Understanding Soil Compaction When Laying a Proper Bed for Your Concrete Foundation
The construction sequence for your concrete foundation begins with doing away with the top soil and surface vegetation to provide enough room for anchoring the building in the grounds. After that, extensive excavation then follows, and the soil taken from one place are used to fill the voids in other sections on the site. For such soil to support the load of the building that you are setting up, it must be compacted to create a firm ground for the building's load. Here are some of the things that you need to know about soil compaction during site preparation:
Moisture Content of the Soil
Moisture has an important role in the quality of the compaction that you will achieve for your foundation. Dry soil in the construction site does not hold together quite well because of capillary tension.
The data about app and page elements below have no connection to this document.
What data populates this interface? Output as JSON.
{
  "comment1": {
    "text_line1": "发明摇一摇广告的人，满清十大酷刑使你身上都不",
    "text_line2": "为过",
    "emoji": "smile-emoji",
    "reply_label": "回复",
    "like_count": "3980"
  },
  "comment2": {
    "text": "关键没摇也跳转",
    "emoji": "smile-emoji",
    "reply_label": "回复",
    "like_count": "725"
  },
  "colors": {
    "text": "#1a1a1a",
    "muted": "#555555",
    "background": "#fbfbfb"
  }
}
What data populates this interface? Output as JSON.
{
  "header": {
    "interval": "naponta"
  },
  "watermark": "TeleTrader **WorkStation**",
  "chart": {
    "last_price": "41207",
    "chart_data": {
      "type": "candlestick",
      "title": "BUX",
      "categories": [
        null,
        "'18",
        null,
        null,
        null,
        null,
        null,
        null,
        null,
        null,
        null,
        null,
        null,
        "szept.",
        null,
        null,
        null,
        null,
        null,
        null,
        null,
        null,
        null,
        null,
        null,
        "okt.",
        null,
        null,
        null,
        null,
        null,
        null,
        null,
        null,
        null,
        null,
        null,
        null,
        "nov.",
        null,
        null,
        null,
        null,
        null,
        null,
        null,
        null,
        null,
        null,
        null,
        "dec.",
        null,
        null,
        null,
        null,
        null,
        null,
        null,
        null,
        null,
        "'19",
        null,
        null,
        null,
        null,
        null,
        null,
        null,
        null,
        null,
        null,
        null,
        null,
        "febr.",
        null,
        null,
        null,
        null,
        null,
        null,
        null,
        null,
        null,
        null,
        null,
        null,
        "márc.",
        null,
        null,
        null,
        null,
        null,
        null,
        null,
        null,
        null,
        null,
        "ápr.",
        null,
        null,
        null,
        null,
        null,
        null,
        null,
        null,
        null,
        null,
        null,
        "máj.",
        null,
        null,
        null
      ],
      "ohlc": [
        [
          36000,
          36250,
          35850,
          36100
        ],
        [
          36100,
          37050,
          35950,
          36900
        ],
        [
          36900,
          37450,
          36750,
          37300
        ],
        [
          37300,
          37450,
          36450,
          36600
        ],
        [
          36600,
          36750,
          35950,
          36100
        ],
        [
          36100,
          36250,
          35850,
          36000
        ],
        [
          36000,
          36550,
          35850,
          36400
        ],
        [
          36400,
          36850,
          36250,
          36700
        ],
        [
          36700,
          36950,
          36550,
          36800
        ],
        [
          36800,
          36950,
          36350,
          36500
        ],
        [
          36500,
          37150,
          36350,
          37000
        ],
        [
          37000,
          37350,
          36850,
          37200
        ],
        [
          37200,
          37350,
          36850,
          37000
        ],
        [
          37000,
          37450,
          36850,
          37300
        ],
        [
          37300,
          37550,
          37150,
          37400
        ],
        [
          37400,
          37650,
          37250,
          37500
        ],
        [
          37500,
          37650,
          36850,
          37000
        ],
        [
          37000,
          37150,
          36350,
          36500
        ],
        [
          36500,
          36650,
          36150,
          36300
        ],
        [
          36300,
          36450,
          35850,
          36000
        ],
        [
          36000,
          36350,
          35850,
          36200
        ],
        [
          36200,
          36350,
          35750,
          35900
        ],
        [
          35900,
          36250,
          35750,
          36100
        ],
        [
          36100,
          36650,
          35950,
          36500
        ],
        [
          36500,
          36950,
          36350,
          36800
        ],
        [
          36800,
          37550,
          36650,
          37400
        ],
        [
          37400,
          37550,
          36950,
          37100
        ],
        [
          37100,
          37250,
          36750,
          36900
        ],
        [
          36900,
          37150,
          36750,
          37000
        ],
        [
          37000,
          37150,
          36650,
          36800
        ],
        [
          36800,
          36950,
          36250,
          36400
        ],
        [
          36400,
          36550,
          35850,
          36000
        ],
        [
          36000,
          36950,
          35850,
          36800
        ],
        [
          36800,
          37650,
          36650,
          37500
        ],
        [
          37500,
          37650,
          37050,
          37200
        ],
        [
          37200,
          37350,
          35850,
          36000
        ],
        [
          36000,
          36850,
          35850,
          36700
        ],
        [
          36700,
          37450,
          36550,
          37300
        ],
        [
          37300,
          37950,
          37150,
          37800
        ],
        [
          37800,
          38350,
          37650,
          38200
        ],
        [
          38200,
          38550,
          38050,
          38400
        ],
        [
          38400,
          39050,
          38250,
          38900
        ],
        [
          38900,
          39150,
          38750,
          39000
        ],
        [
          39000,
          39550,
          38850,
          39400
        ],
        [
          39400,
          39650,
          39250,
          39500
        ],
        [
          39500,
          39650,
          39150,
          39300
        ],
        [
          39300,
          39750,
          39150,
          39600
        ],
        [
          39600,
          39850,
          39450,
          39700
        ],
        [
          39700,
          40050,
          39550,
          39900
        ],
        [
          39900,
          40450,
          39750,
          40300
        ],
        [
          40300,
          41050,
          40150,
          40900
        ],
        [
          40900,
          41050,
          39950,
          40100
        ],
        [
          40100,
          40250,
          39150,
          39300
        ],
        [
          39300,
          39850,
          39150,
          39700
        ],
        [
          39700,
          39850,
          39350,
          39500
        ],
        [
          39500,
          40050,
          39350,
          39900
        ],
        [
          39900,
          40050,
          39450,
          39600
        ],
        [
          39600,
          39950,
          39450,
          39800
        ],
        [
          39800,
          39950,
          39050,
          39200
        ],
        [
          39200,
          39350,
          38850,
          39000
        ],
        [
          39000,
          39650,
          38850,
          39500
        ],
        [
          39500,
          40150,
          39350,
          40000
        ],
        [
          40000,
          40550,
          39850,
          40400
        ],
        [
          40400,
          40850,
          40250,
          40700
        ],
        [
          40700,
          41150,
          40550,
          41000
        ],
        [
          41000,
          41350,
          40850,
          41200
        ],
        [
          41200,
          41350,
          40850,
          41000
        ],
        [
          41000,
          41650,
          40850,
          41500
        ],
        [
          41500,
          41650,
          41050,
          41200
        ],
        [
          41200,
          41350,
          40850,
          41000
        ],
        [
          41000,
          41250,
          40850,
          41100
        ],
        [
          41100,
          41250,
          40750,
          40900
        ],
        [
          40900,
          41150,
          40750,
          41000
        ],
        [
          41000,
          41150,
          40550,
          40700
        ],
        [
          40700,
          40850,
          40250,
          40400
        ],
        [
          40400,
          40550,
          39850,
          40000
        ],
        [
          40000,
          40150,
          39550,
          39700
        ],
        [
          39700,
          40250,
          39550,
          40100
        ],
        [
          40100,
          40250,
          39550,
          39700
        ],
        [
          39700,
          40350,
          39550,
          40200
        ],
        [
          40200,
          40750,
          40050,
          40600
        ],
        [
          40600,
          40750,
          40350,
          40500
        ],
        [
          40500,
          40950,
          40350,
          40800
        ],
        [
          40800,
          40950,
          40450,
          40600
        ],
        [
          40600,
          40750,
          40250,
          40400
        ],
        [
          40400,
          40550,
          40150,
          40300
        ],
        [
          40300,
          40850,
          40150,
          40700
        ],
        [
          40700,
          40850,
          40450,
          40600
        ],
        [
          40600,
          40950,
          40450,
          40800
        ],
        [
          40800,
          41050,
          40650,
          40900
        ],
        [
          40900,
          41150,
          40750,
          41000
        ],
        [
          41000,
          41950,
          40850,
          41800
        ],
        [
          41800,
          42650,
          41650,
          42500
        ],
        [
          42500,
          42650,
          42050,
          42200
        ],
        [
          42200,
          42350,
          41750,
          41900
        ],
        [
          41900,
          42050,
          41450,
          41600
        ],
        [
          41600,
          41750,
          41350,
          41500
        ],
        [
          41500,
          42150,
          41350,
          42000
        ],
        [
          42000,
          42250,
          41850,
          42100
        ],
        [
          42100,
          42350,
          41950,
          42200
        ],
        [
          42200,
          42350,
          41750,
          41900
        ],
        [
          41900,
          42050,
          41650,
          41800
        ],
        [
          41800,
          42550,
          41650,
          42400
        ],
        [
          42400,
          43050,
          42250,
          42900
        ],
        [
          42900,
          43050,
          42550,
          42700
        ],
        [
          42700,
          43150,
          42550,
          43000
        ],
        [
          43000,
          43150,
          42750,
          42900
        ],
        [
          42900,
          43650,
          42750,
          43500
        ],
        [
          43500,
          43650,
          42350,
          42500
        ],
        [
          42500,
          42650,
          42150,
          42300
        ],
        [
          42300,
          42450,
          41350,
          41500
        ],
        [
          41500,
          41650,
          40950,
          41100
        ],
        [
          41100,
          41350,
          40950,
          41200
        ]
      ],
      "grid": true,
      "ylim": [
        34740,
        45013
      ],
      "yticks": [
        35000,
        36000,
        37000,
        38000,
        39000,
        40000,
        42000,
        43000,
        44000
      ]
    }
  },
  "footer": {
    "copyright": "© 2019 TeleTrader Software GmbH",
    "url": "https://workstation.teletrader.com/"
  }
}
It causes the individual soil grains to form clumps that aren't broken down easily or compacted to high density. At the same time, soil with too much moisture does not compact well because the water shoves the particles away from each other, making it hard to maximise the density of the compaction. Before you commence the construction project, bring in a soil specialist to assess the moisture content of the soil. They will give you a recommendation of the amount of water that should be used per given area on your site.
Equipment Required By Your Workers
What equipment will you need to hire so that your workers can carry out the compaction successfully? Well, a range of compactors is available. You can go for rammers or "jumping jacks" that deliver high impact compaction force at a high frequency. They are ideal for confined areas as the machine delivers compaction force through repetitive up-down movement. Alternatively, you can opt for rolling compactors. They come in a variety of sizes as walk behind (ideal for small areas where light compaction is needed) or ride-on (for large-scale and intense compaction). For driveways where you want to lay asphalt, then rubber tires compactors are ideal for optimal strength of the driveway.
Testing the Quality of the Compaction
There are easy ways for you tell if the soil on your site has been well compacted before you start to lay the concrete. First, look out for cracks on the surface when a fully loaded dump track rides over the compacted surface. Alternatively, try to hammer a steel pin into the compacted surface. If you find it hard to drive the stake into the ground, then it has been well compacted.